Before the introduction of exceptions in SWI-Prolog a runtime error was handled by printing an error message, after which the predicate failed. If the Prolog flag debug_on_error was in effect (default), the tracer was switched on. The combination of the error message and trace information is generally sufficient to locate the error.
With exception handling, things are different. A programmer may wish to trap an exception using catch/3 to avoid it reaching the user. If the exception is not handled by user code, the interactive top level will trap it to prevent termination.
If we do not take special precautions, the context information associated with an unexpected exception (i.e., a programming error) is lost. Therefore, if an exception is raised which is not caught using catch/3 and the top level is running, the error will be printed, and the system will enter trace mode.
If the system is in a non-interactive call-back from foreign code and there is no catch/3 active in the current context, it cannot determine whether or not the exception will be caught by the external routine calling Prolog. It will then base its behaviour on the Prolog flag debug_on_error:
- current_prolog_flag(debug_on_error, false)
The exception does not trap the debugger and is returned to the foreign routine calling Prolog, where it can be accessed using PL_exception(). This is the default.
- current_prolog_flag(debug_on_error, true)
If the exception is not caught by Prolog in the current context, it will trap the tracer to help analyse the context of the error.
While looking for the context in which an exception takes place, it
is advised to switch on debug mode using the predicate debug/0.
can be used to add more debugging facilities to exceptions. An example

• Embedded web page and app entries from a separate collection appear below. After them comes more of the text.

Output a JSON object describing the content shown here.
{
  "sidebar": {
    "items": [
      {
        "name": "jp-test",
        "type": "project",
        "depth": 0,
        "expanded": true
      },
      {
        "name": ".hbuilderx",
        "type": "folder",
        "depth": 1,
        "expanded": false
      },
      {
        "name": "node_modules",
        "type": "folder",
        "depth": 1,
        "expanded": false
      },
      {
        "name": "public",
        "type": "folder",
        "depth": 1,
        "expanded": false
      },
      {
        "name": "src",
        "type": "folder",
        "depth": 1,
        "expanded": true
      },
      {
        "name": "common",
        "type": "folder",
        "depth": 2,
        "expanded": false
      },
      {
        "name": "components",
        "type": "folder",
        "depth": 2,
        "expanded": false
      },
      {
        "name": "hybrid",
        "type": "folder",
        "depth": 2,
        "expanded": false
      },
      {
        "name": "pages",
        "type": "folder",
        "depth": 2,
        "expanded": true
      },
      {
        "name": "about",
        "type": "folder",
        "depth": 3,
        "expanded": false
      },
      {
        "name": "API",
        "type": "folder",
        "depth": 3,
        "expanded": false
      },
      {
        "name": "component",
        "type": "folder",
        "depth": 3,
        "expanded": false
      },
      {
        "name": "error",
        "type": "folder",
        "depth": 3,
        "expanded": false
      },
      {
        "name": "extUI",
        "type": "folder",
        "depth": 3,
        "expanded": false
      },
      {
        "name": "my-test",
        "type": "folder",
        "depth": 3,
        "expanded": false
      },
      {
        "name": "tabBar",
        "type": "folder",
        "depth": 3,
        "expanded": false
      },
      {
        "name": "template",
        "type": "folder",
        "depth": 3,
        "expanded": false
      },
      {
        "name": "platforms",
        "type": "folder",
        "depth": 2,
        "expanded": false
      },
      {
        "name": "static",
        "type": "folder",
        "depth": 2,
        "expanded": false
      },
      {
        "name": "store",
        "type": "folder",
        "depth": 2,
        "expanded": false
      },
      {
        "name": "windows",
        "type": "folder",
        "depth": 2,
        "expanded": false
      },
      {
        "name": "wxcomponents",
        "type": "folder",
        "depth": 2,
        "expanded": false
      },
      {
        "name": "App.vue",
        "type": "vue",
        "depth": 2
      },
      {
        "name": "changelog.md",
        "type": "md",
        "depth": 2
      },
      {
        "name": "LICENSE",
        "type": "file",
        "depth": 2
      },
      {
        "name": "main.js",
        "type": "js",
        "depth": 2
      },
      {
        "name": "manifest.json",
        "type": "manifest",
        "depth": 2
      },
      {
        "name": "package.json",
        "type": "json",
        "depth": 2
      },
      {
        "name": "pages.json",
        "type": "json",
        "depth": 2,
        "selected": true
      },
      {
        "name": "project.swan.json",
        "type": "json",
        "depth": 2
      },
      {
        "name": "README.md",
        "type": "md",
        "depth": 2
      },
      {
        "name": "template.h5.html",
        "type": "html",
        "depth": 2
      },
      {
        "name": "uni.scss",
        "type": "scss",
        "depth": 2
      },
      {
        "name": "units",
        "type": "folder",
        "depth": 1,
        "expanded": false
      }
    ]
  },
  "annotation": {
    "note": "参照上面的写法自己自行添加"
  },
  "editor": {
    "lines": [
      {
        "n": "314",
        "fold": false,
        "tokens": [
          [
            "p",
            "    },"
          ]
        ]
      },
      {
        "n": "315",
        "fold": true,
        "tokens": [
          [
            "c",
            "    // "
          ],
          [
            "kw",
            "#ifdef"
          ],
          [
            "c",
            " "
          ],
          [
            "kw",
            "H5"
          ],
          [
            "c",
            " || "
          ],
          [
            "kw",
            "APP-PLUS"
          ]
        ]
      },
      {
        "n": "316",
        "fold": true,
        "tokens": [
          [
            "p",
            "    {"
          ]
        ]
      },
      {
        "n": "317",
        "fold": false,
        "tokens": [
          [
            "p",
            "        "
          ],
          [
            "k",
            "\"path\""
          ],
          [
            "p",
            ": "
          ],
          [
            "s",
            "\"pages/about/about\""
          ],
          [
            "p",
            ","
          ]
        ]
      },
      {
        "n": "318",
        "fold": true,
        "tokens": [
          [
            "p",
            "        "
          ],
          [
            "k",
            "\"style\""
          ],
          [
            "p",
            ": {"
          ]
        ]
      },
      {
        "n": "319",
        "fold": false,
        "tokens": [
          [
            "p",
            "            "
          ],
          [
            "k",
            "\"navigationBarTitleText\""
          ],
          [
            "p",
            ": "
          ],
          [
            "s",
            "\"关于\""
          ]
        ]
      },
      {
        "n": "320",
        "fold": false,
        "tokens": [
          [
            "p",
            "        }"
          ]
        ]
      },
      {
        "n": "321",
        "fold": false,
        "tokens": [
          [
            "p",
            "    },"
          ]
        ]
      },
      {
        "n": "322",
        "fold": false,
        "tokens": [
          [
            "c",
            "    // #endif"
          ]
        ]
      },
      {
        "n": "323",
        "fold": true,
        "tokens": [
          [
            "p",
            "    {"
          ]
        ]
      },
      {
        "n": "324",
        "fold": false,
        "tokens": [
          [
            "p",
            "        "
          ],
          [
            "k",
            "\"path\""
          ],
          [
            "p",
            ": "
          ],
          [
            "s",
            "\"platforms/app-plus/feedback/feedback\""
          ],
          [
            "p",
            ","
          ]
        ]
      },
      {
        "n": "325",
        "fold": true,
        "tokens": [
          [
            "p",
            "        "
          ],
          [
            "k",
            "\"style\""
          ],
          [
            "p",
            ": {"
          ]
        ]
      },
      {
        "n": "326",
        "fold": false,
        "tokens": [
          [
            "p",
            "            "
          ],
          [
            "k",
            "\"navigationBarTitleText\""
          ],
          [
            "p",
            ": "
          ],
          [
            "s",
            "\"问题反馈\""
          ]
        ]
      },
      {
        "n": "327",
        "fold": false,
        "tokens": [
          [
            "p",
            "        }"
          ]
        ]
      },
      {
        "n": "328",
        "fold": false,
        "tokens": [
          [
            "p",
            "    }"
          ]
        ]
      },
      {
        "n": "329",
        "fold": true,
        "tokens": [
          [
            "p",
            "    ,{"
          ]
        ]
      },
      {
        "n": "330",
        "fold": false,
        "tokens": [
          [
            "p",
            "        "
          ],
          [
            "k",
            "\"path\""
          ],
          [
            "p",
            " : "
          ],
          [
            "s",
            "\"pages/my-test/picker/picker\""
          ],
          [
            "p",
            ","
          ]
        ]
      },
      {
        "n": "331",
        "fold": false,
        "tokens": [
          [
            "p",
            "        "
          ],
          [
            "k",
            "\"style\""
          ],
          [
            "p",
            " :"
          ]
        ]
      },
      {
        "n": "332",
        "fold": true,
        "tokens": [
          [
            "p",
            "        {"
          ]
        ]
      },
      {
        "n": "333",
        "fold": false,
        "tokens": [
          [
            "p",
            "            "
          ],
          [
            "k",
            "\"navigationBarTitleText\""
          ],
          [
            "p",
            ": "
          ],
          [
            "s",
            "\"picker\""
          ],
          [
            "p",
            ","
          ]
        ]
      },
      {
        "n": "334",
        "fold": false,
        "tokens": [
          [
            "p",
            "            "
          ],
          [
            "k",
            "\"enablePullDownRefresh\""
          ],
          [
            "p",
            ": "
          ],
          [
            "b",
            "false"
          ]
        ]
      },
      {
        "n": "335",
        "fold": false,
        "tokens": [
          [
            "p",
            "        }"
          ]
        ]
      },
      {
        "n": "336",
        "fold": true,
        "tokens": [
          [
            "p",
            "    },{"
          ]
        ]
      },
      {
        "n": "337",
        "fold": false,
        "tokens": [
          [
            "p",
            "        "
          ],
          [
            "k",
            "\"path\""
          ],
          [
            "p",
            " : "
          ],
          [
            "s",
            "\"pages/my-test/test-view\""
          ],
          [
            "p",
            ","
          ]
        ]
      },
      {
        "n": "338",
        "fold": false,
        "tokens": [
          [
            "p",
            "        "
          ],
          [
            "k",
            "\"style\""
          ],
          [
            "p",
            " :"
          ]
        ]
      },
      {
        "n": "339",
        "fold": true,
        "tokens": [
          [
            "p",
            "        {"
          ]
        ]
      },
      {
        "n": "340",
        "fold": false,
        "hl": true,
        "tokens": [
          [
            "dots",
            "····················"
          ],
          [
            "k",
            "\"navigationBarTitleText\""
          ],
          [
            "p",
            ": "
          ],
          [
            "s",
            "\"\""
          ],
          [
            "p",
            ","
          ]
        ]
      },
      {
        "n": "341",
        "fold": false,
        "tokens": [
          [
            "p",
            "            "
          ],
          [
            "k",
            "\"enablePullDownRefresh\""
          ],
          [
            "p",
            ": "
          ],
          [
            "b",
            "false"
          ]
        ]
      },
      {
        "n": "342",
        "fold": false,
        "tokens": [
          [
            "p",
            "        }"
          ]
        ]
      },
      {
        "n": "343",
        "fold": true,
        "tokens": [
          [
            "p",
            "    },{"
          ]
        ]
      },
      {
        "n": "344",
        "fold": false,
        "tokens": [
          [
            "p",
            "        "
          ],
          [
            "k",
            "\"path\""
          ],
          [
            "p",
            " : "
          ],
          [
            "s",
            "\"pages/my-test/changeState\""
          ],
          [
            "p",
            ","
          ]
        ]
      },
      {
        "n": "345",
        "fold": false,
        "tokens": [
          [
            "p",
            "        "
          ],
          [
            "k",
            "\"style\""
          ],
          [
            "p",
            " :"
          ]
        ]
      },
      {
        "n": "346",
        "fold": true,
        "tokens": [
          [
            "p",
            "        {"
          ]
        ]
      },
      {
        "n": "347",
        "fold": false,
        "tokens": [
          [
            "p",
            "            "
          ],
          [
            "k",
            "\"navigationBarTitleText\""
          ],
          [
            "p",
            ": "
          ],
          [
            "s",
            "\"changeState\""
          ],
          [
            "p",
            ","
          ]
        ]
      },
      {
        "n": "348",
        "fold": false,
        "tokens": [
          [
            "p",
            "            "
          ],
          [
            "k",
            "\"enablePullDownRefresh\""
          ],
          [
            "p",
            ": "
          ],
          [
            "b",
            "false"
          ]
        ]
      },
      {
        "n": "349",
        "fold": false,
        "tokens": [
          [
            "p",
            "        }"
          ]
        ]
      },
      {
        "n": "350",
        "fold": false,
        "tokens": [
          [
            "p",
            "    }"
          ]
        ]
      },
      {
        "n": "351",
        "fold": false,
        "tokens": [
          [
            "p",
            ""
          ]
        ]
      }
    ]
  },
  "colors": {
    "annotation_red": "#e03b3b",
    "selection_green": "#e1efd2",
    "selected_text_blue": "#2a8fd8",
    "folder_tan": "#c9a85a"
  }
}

is the library
library(http/http_error), generating a full
stack trace on errors in the HTTP server library.